withoutyourwalls exclusive : report back from Cancun from Jessie Dennis of camp for climate action Aotearoa
State of play at COP16
Jessie Dennis – COP16 Cancun – 7th Dec 2010
Surprise surprise: the real deals here are happening secretly behind closed doors. Various groups within civil society have announced their concern with the informal group the Mexican President has set up to work on big picture issues such as who must act to reduce emissions, and how the Kyoto Protocol and long term agreement are combined or if they are at all. There are rumours this informal group (which has become known as the ‘non-existent group’) will produce a text which parties are pressured into agreeing to so as not to appear as blocking the process; which is exactly what happened last year in Copenhagen. Although governments such as New Zealand are insisting this group is open, there seems in fact to be much secrecy around where and when these meetings actually occur, who is and isn’t represented and what they are actually doing. Some are reporting that the US is pushing an incredibly weak text through this group; one which makes targets voluntary, moves away from the Bali Action Plan and could destroy the Kyoto Protocol altogether, which could unravel this process further. In some respects, it feels like we are in the calm before the storm. Nothing is yet certain about this text, but suspicions are mounting that the transparent process the Mexican Government has been touting in the media is in fact not so transparent at all, and this is going to be a big repeat performance of Copenhagen.
Talks on various issues like LULUCF (Land Use, Land Use Change and Forestry: the policy which countries like New Zealand are designing to hide their forestry emissions and gain credits for chopping down forests), have begun to fall apart in confusion: again, it seems that on these issues ministers are going to step in and have bilateral meetings to seal deals which suit them, then pressure other countries to sign on.
Exclusion is not only occurring within the negotiating rooms. Civil society, especially the international youth delegations I have been working with, are becoming increasingly frustrated with what amounts to a disregard for freedom of speech and exclusion from the process. Within our rights as observer organisations we can hold activities on COP premises to make our voices heard. However, the process involved in getting secretariat approval for any such activity is so strict and bureaucratic that many actions have been declined, some delayed and others forced to compromise on their messaging to such an extent that it renders them useless. There are three ridiculously small assigned spaces on the premises where any activity is aloud. You are literally forced to stand behind a barrier if you wish to hold any banner, give out a leaflet or make any noise. I could go on forever about the list of rules you must comply to before any activity is approved. Meetings I have been involved in about this have been very emotional. To put it bluntly, we’re pissed off.
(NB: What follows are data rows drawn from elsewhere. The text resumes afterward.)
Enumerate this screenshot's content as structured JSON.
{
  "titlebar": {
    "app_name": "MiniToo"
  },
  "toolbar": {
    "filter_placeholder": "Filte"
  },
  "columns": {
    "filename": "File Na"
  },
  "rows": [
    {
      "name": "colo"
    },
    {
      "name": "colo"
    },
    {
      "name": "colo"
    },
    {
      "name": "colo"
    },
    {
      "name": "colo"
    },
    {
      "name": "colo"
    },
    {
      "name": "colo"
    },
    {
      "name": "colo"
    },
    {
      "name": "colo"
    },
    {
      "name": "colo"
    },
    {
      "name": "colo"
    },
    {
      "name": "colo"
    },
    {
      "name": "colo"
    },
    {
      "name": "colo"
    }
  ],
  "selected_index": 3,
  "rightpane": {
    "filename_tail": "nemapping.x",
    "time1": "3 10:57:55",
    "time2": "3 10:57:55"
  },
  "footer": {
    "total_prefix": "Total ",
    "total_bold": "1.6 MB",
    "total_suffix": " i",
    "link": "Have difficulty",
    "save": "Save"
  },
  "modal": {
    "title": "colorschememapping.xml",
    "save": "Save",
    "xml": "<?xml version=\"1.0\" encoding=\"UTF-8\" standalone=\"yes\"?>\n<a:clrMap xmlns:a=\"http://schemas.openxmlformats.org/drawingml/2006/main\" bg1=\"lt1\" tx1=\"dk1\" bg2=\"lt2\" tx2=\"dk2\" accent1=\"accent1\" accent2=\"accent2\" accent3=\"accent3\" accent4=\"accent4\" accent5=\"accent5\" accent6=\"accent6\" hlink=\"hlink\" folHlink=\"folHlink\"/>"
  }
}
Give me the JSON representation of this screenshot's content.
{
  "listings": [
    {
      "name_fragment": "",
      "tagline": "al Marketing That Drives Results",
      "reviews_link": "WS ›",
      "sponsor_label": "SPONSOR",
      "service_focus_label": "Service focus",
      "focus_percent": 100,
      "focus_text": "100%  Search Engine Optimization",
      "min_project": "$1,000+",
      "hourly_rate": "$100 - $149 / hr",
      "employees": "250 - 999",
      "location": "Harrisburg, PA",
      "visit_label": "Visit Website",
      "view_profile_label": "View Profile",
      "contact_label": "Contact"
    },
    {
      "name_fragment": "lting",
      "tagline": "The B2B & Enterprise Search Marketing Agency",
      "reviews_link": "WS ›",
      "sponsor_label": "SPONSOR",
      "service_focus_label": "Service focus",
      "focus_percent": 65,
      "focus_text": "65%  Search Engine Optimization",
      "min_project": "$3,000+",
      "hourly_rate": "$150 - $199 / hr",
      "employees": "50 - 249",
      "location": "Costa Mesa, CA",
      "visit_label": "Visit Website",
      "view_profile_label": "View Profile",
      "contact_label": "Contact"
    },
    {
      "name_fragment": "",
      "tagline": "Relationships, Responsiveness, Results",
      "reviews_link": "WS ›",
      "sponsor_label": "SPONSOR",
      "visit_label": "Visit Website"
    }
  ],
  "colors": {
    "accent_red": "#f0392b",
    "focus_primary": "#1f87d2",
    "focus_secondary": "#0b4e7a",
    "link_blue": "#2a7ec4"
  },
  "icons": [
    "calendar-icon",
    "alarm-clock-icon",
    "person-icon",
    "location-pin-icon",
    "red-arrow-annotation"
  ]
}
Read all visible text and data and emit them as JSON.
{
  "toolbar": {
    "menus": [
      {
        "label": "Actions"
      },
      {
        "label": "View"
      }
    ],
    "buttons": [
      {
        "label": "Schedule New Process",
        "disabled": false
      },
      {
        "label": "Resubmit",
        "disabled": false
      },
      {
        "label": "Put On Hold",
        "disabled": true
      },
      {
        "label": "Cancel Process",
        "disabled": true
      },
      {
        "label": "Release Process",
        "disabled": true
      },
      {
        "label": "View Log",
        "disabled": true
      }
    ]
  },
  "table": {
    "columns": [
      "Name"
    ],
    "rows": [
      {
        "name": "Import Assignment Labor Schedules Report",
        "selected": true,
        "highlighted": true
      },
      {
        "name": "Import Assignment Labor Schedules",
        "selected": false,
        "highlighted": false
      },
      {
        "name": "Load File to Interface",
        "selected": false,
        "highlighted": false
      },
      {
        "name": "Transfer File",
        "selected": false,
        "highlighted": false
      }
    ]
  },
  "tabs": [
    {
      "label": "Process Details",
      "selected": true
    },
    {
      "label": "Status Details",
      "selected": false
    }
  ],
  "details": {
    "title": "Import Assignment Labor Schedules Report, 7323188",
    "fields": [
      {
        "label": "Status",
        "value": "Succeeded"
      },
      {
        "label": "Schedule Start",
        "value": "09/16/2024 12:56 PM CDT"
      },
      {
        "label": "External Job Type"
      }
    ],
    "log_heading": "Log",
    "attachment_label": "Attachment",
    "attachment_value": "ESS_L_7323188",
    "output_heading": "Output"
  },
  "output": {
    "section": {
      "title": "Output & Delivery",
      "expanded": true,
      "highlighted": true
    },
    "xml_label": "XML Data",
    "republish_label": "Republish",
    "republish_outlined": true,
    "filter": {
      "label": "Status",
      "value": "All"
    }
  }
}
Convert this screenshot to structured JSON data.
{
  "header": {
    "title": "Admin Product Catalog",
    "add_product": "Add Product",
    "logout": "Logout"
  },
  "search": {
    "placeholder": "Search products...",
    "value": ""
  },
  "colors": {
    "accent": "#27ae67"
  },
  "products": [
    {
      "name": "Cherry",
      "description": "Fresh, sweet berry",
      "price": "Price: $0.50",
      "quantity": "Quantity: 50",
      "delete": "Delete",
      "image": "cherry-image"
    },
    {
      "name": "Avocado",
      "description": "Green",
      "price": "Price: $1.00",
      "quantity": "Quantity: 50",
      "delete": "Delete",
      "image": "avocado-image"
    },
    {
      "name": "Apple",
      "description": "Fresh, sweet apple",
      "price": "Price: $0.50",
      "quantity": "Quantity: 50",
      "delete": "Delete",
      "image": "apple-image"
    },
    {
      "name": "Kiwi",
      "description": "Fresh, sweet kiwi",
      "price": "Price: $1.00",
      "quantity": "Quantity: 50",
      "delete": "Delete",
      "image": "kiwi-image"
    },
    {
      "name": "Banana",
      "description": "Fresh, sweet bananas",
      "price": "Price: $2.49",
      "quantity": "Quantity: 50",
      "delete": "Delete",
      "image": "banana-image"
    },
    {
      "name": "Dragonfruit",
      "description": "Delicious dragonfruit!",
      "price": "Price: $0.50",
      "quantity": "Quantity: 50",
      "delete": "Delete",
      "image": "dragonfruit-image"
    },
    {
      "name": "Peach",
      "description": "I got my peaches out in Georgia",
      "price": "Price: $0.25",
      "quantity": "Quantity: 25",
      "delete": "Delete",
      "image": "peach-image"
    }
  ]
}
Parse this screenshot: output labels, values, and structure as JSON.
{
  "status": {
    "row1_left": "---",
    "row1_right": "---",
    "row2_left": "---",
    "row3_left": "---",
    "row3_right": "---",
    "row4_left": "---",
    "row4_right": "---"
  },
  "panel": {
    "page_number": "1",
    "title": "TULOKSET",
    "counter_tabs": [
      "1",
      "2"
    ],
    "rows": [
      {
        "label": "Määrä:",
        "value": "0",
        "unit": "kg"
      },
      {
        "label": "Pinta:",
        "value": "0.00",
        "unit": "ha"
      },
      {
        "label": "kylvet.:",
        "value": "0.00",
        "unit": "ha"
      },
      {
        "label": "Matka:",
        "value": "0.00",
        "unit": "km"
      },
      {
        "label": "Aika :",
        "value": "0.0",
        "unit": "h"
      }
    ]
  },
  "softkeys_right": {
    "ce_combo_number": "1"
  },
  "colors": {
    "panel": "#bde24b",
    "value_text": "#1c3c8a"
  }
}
COP-16 is half over. The thousands of people here to ‘negotiate’ on behalf of their governments will be leaving at the end of this week. They’ll travel back to their respective countries and be praised for working hard, long hours for the duration of COP-16. They’ve probably wracked up some days in leiu while they’ve been here, and maybe they’ll take a few when they get home.
Meanwhile, there will be other groups on their way home too. There’ll be people who may have to inform their community that REDD got finalized and that their home may soon be up for sale to the highest bidder. Kandi, a woman I have met from the Indigenous Environmental Network will be going back to her community, which is suffering from skyrocketing cancer rates because of pollution from local industry who will report that carbon trading is alive and well, and countries will still be buying offsets abroad so that pollution can continue. The various young people I have met from places on the front lines of climate change will have the job of task of explaining to those at home that no, there wasn’t a deal that will help stop the droughts, the floods or the loss of their agricultural land upon which they depend.
I am currently sitting in a meeting with big international NGOs. With a week still to go, a brainstorm is taking place about how messaging will be framed when there is no real progress. Expectations are so low here, they barely exist at all. There is no bridge between those negotiators going home to complain of long hours and the people who are here for survival. This conference has been described as a much reduced group of tired, bored negotiators going through the motions.